If there is one person who deserves the credit for the Vikings' turnaround it's Peterson. Without him, there is no way this team wins 10 games and there is no way they are playing next weekend in the first round of the playoffs.
There has been plenty of talk about Denver's Peyton Manning being the MVP, but the Broncos were a playoff team with Tim Tebow as their quarterback. Manning's comeback is a great story, but Peterson's is even better.
"(The MVP vote) has to go his way," said Jerome Felton, the fullback who helped block for Peterson this season. "He led us to playoffs, coming off the year they had last year and just to comeback and really be like the driving engine of this team. Yes, he's got to be the MVP."
Added defensive end Brian Robison: "In my mind, he's the best running back to ever play this game. I mean already. He's just that type of guy. He's a machine. In my mind, I think there are a lot of great players out there that definitely deserve to be in the MVP talk without a doubt. But he's the runaway favorite."
The Metrodome crowd agreed, chanting "MVP, MVP" after a few of Peterson's heroics. "I was really just taking in all of the love they were showing me," Peterson said when asked if he heard the chants. "I felt good."
Vikings coach Leslie Frazier said he was kept aware throughout the game of how many yards and carries Peterson had but said that no alterations were ever made with the rushing record in mind.
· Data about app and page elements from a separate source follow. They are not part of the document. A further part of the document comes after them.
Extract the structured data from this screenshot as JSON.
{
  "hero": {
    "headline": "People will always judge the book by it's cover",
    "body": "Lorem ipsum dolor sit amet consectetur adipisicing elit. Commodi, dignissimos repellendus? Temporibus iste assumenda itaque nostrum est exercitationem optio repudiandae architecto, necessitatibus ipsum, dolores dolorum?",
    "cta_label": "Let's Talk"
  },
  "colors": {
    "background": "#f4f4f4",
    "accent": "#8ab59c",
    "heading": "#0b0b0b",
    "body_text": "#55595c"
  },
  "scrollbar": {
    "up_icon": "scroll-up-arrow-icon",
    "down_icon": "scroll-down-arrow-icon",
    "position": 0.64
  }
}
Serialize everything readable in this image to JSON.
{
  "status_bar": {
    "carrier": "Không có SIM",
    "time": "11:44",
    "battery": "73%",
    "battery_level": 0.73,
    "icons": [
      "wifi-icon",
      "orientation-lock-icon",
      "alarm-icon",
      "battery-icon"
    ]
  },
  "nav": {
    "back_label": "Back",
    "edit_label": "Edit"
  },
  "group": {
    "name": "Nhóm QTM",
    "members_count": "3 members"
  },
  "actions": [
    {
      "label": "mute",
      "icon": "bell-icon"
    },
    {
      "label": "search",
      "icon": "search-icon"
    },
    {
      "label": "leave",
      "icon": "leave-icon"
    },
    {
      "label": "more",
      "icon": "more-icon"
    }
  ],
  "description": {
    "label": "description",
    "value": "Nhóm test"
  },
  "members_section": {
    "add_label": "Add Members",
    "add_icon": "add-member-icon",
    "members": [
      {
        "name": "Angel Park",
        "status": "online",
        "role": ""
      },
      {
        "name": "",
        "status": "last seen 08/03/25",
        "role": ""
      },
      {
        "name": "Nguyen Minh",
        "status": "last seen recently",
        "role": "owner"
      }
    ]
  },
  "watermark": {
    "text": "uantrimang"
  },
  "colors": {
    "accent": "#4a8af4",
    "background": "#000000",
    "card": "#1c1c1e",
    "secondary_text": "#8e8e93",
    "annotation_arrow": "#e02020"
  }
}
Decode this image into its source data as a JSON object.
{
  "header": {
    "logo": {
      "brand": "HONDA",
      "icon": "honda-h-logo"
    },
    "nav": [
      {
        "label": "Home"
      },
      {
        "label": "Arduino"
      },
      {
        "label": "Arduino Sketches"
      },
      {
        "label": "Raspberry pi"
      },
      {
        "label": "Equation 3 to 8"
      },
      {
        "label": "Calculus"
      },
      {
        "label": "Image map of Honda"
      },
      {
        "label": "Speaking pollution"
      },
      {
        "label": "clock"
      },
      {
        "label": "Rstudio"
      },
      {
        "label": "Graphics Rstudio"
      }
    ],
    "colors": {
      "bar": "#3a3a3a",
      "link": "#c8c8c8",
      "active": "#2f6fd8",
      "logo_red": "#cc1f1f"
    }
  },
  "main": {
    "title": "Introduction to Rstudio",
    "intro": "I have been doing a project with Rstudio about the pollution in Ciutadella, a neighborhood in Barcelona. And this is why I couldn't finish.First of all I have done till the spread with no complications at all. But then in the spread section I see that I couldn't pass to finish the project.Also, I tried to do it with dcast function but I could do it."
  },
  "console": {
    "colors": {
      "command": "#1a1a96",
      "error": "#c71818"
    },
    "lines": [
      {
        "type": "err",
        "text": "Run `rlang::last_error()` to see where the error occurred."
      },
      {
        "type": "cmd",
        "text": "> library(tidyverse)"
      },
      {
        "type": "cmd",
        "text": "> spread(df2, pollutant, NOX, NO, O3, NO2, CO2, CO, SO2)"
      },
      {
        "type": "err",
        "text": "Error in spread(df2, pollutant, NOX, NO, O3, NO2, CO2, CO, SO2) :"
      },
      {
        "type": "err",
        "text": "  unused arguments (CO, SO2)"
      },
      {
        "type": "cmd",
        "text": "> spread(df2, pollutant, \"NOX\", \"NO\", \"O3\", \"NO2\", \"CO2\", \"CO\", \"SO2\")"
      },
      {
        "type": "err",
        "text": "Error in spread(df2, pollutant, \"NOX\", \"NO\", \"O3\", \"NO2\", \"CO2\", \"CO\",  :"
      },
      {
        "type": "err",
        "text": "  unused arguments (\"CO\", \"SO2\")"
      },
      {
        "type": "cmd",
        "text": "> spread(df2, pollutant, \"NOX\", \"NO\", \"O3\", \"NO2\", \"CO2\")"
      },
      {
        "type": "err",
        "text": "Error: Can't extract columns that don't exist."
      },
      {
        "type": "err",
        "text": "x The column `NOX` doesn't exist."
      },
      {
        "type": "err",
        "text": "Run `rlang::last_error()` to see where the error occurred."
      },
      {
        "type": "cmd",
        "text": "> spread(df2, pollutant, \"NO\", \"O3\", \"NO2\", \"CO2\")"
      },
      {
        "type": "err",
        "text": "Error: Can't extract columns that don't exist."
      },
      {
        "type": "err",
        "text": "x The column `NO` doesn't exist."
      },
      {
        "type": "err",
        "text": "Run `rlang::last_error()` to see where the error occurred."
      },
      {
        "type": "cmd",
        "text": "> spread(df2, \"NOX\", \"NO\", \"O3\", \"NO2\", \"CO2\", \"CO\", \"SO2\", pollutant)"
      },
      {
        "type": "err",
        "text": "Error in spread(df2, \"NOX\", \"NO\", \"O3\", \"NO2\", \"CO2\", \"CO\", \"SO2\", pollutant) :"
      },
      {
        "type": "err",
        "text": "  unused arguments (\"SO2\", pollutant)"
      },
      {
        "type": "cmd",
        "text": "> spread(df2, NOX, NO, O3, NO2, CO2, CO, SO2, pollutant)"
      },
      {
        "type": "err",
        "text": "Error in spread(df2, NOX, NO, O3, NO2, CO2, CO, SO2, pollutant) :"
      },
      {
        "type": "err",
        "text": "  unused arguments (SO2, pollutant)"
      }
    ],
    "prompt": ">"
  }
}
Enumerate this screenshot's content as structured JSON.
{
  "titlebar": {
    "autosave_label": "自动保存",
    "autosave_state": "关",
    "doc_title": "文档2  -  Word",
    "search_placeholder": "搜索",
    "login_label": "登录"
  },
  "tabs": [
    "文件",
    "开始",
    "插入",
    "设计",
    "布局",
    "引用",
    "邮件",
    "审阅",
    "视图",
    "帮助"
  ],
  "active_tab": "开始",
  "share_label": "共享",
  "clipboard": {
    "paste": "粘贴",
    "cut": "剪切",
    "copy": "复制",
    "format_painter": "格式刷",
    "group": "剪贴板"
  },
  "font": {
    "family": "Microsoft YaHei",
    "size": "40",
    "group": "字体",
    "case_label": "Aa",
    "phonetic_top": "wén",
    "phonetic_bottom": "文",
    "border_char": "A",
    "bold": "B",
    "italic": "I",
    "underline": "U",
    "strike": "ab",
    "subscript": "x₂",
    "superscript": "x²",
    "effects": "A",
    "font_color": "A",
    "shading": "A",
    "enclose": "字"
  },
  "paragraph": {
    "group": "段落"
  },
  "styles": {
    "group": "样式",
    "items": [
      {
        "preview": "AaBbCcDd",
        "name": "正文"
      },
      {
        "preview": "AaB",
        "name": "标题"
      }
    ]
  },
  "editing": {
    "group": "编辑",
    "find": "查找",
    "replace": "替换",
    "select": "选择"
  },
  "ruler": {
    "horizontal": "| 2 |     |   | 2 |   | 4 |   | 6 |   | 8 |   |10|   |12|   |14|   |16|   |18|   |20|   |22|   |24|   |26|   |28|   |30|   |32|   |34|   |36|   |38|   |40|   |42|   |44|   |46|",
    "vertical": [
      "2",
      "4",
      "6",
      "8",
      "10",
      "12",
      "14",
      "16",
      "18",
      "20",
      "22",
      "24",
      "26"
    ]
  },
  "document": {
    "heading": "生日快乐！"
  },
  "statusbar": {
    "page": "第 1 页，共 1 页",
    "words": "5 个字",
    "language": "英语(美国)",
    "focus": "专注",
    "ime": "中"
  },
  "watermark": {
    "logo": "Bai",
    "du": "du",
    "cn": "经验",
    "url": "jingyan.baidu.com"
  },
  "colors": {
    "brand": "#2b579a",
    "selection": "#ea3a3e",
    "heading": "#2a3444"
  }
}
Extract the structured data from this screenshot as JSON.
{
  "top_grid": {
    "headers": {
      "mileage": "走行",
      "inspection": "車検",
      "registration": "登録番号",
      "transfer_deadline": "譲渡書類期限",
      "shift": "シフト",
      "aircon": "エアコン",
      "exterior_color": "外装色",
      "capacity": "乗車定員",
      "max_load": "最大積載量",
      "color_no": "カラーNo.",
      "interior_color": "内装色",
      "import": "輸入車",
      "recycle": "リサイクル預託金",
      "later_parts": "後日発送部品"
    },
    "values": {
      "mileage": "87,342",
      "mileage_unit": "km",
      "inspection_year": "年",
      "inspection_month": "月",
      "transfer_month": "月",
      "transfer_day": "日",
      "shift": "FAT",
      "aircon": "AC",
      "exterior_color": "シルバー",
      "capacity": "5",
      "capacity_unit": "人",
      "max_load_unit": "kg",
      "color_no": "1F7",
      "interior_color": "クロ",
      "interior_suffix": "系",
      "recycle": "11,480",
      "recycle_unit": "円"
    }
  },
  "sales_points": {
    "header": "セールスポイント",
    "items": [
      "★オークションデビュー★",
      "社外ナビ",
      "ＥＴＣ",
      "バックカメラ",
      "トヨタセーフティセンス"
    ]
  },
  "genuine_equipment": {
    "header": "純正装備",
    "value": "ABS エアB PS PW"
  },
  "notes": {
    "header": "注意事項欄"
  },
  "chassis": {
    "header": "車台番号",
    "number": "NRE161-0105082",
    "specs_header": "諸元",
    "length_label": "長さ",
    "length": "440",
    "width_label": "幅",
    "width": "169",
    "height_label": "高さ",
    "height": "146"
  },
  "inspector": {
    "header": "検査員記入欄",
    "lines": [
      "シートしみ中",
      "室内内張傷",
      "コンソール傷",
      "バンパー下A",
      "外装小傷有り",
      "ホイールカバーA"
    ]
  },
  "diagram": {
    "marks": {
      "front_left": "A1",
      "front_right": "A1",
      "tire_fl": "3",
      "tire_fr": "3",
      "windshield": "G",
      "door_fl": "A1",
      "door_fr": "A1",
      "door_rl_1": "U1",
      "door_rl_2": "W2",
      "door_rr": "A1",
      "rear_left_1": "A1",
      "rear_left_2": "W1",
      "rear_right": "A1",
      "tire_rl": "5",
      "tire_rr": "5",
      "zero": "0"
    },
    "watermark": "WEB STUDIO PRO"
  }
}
Everything that was called on offense was done so with the intention of getting the win the Vikings had to have to reach the playoffs.
But after the Vikings earned that victory, Frazier added his thoughts on the MVP race.
"What is says is he is without question the best running back in our game and truly, the MVP of our league," Frazier said. "We don't win this game today without the effort of Adrian Peterson. When you think about the fact that every single game people are gearing their defense to stop you, it wasn't any different today. ... He's special in every way."
Felton admitted he kept track of Peterson's attempt to break Dickerson's rushing record by glancing at the updates on the Metrodome scoreboard. Peterson resisted the temptation to find out just how close he was getting.
"I never knew," he said. "I wasn't worried about it. I told myself to come to this game and focus on one thing, winning and doing my job to contribute to the running game and the passing game. If it happened, it would have come to me, but I don't want to focus on it at all. I wasn't focused on it. I went out and played my game and accomplished what we wanted to. We're in now. We're in the playoffs."
Peterson did not find out he had fallen short of the record until Fox sideline reporter Pam Oliver told him after the game. While Peterson was disappointed, he knew that Dickerson was not. Dickerson made it no secret he did not want his record to fall.
"I know Eric Dickerson is feeling so good right now," Peterson said, laughing. "God willing I'll get it next year, or make it close."
What Peterson should get this season is the MVP award.
"I don't let rewards identify me," Peterson said when asked if he would be surprised not to get the honor. "I don't do that. I go out and don't let it define me. I define myself by what I do on the field. So whether I win it or not, I'm not going to say I don't want to, just like I wanted to break the record. Either way, in my heart, I'm the MVP and that's all that matters."